Eric Mendelsohn, whose first two films, “Through an Open Window” and “Judy Berlin” (Sundance ’99 alum), screened in the Cannes Un Certain Regard section, visits Sundance for the second time with his latest, “3 Backyards.” Not only will the Sundance premiere be the public’s first look at “3 Backyards,” it will also be the public’s first look at a film shot in color by Mendelsohn. His previous two films were shot in black and white.
“A trio of brief, yet potentially life-altering, adventures unfold on one seemingly normal autumn day. In a complacent suburban neighborhood, an emotionally troubled businessman (Elias Koteas) wanders around his hometown while waiting for a delayed flight, a starstruck housewife (Edie Falco) embarks on an peculiar trip when she gives her famous neighbor a ride to the local ferry, and an eight-year-old girl takes a wrong turn on the way to school and finds herself in an unexpected adult realm.” [Synopsis courtesy of Sundance Film Festival]
The Columbia film professor will bring his film, noticed by the Sundance programmers for its startling visual style, to compete in Sundance’s US Dramatic Competition. Mendelsohn gave his thoughts to indieWIRE about the process of making “3 Backyards.”
U.S. Dramatic Competition
Director: Eric Mendelsohn
Screenwriter: Eric Mendelsohn
Cast: Embeth Davidtz, Edie Falco, Elias Koteas, Rachel Resheff, Kathryn Erbe, Danai Gurira
Executive Producer: Fred Berner
Producer: Rocco Caruso, Amy Durning, Eric Mendelsohn
Composer: Michael Nicholas
Cinematographer: Kasper Tuxen
Editor: Morgan Faust, Jeffrey K. Miller
Coproducers: Jennifer Grausman, Bodgan George Apetri, Atilla Yucer
Mendelsohn on directing, playing with cameras and the color thing…
Every time I have been granted the opportunity to direct I see it as a chance to expand upon what I know and to incorporate new things into the way I work.
Before I made “3 Backyards,” I had made two other films; both in 35 mm, both in black and white. The decision to shoot them in black and white was based in dramatic necessity- the narratives benefited from the reduced palette, the insular quality and the unreality. Secretly, however, I always felt there was another reason as well: on my tiny budgets black and white afforded me control. I was always afraid that if I were to shoot in color I would be allowing in an entire world of things I couldn’t control: orange rust on white mailboxes, patches of tan, dead grass in the midst of green lawns, bright blue Honda Civics driving by unannounced into my shots.

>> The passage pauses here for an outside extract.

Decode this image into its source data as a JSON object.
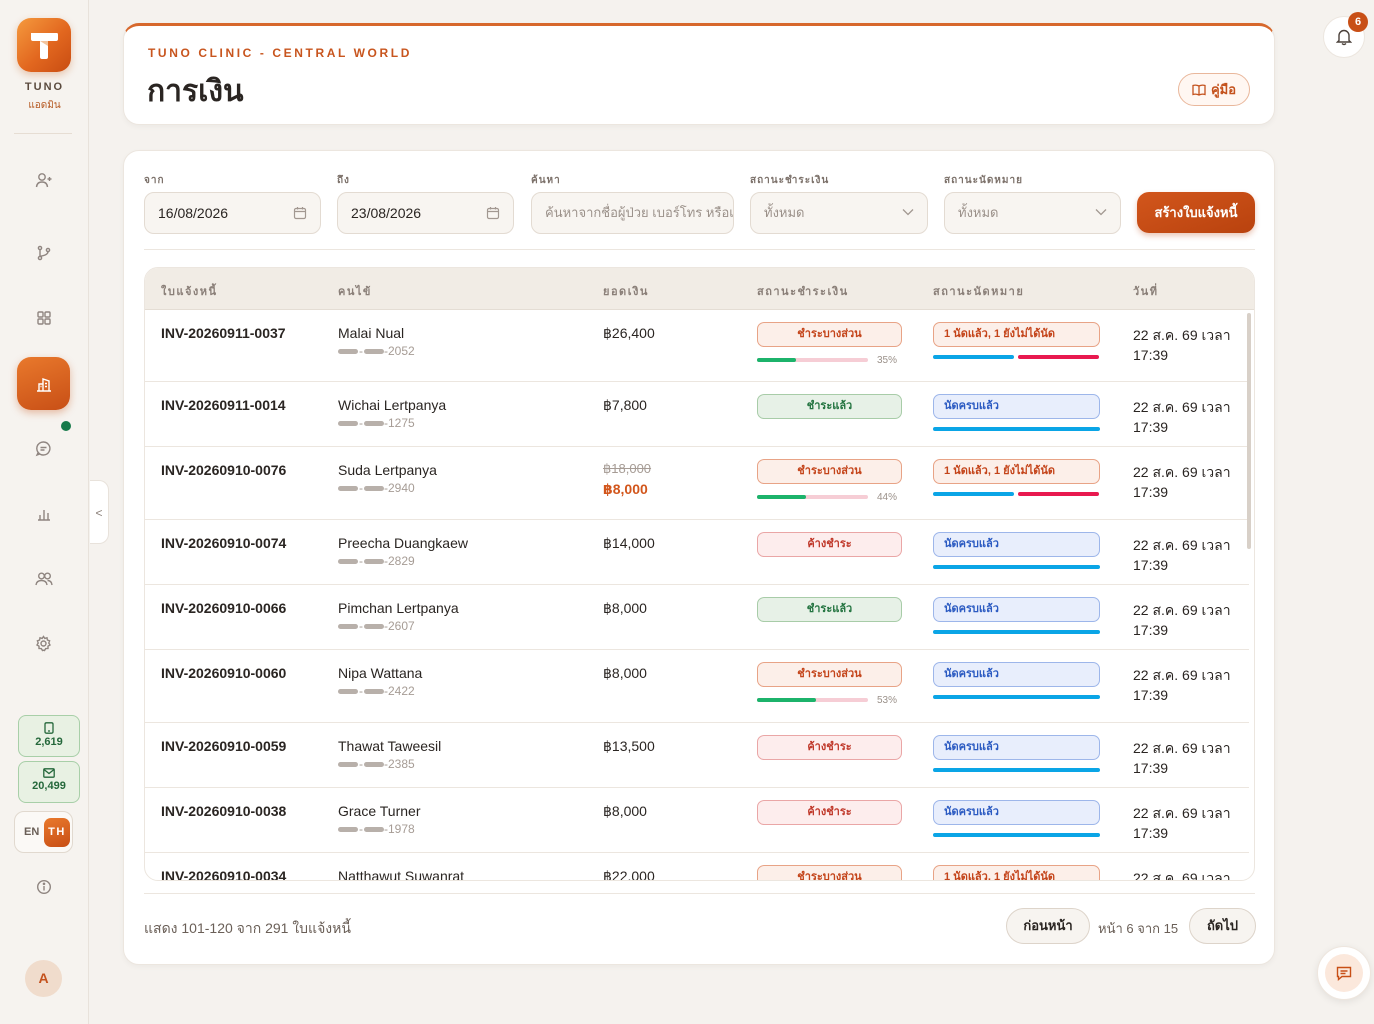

“3 Backyards,” however, was going to be my first color film and my first digital film (we shot on the RED camera). There was something so liberating about getting rid of things I was accustomed to that I allowed the decision to free me up to jettison some other working methods. I imagined the film could be a mixture, looser than I was used to, of some of my favorite photographic elements. There would certainly be controlled shots- but I wanted to mix them with a sort of nervous, fluttery handheld at times. There would be steady dolly shots- but they were going to be combined with another element that felt as important to me as any of the characters in the script– zooms.
I also had this idea to get microscopic with the camera (intense tight shots of bugs and leaves and such) and to contrast that against high angle shots- wides from overhead, ‘aerial’ shots when the location allowed. I wanted the camera to capture the intense privacy of the characters and contrast it against the big, wide world. I was making up the language of the film to support that idea.
To that end, I found myself screening clips from a variety of movies: DeSica’s “Garden of hte Finzi-Contini’s,” Jacques Demy’s “Lola,” Nicholas Roeg’s “The Man Who Fell to Earth,” Frank Perry’s “The Swimmer” and “Ladybug, Ladybug.” I was looking for examples of flares and halos, and sun spots and feeling my way through zooms. I talk a lot of about “conveying ideas” in my directing classes (I teach at Columbia University’s amazing film program) and though I didn’t exactly know it at the time, I was beginning to conceive of the film as a sort of nature documentary about the inhabitants of this one town.